[Extracted data — start]

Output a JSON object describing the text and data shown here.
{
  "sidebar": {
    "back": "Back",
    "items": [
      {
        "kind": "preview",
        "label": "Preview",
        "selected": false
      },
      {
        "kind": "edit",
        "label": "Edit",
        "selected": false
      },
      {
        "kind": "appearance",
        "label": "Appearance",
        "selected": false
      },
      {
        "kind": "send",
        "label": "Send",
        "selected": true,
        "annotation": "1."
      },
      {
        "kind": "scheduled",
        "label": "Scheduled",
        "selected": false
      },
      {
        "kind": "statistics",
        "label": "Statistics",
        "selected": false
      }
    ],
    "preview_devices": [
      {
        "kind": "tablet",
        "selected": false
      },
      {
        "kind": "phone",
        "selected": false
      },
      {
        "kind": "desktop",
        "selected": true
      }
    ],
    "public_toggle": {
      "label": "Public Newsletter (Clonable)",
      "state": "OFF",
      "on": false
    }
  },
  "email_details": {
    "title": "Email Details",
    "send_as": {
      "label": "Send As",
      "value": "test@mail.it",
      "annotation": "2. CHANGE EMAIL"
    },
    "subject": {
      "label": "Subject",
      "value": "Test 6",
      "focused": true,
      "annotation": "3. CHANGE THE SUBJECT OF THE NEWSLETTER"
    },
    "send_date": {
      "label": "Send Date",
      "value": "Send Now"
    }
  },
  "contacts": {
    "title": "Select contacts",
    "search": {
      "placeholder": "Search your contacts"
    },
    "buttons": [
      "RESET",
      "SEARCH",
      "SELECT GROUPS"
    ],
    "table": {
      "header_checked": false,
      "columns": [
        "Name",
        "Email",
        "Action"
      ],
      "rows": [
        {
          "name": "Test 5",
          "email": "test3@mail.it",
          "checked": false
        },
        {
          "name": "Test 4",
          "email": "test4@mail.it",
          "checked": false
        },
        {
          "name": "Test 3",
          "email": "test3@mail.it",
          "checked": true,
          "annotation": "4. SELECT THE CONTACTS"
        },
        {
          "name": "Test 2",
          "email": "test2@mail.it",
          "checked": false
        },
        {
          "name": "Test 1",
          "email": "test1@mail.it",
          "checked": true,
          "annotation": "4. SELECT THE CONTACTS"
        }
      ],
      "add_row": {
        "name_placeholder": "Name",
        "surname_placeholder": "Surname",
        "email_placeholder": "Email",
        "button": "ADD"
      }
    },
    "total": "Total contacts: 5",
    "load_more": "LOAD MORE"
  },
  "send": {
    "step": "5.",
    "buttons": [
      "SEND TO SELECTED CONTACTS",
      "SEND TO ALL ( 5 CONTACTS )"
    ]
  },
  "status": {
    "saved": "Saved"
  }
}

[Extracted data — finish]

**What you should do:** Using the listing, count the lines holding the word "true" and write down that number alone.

**Answer section:** 5